Network Address Translation - Computer Definition
Allows an Internet Protocol (IP) network to translate public IP addresses into private ones. NAT, a popular technology for Internet connection sharing, is at times used in server load-balancing applications on networks in corporations. One of the most popular configurations is to have NAT map all the private IP addresses on a small local network to the single IP address assigned through an Internet Service Provider (ISP), thus allowing local systems to use a single Internet connection. In addition, NAT improves network security by preventing external computers from accessing the home network IP space. NAT intercepts both incoming and outgoing IP traffic and adjusts the addresses according to its translation rules.
NAT changes the source or destination address in the packet header (and adjusts the checksums) to perform the desired mapping. NAT performs either fixed or dynamic translations of one or more IP addresses. Typically, NAT’s functionality is implemented on routers and other gateway systems at the network’s boundary. Microsoft’s Internet Connection Sharing (ICS) adds NAT support to the Windows operating system.

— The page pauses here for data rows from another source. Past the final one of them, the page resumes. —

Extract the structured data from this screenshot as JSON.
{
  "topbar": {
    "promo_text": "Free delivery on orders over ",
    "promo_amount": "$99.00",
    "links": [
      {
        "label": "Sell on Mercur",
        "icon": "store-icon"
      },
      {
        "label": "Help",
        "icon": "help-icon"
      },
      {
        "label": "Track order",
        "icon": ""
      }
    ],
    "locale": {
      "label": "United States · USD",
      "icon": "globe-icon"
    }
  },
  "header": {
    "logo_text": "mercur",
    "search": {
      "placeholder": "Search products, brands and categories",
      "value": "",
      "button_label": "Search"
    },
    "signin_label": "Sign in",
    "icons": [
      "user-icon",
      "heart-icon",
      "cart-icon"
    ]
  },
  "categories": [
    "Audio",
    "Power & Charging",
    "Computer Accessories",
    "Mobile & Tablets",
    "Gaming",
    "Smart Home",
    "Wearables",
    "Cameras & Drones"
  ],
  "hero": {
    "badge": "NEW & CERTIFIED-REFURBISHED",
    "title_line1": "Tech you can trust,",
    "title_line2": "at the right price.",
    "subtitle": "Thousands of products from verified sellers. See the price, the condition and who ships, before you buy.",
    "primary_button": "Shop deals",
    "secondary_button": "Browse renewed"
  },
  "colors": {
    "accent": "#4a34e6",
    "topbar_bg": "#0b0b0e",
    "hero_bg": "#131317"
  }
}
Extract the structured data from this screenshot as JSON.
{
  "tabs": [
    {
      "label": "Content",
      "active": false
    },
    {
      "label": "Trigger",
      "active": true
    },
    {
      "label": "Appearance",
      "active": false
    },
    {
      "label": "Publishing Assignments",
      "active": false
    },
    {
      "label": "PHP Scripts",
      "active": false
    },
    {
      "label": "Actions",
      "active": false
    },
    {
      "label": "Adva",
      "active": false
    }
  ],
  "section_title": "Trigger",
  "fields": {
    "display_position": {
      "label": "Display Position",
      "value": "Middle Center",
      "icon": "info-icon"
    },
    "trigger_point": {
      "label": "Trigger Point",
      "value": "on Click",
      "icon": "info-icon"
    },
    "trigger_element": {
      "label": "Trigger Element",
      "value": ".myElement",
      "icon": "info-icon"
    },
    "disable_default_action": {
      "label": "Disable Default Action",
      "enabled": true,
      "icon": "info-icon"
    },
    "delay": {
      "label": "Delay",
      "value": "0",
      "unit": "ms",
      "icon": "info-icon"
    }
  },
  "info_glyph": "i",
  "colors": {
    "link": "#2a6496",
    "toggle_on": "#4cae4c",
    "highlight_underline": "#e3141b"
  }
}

About, Inc. NAT. [Online, 2004.] About, Inc. Website. http:// compnetworking.about.com/cs/tcpipaddressing/g/bldef_nat.htm.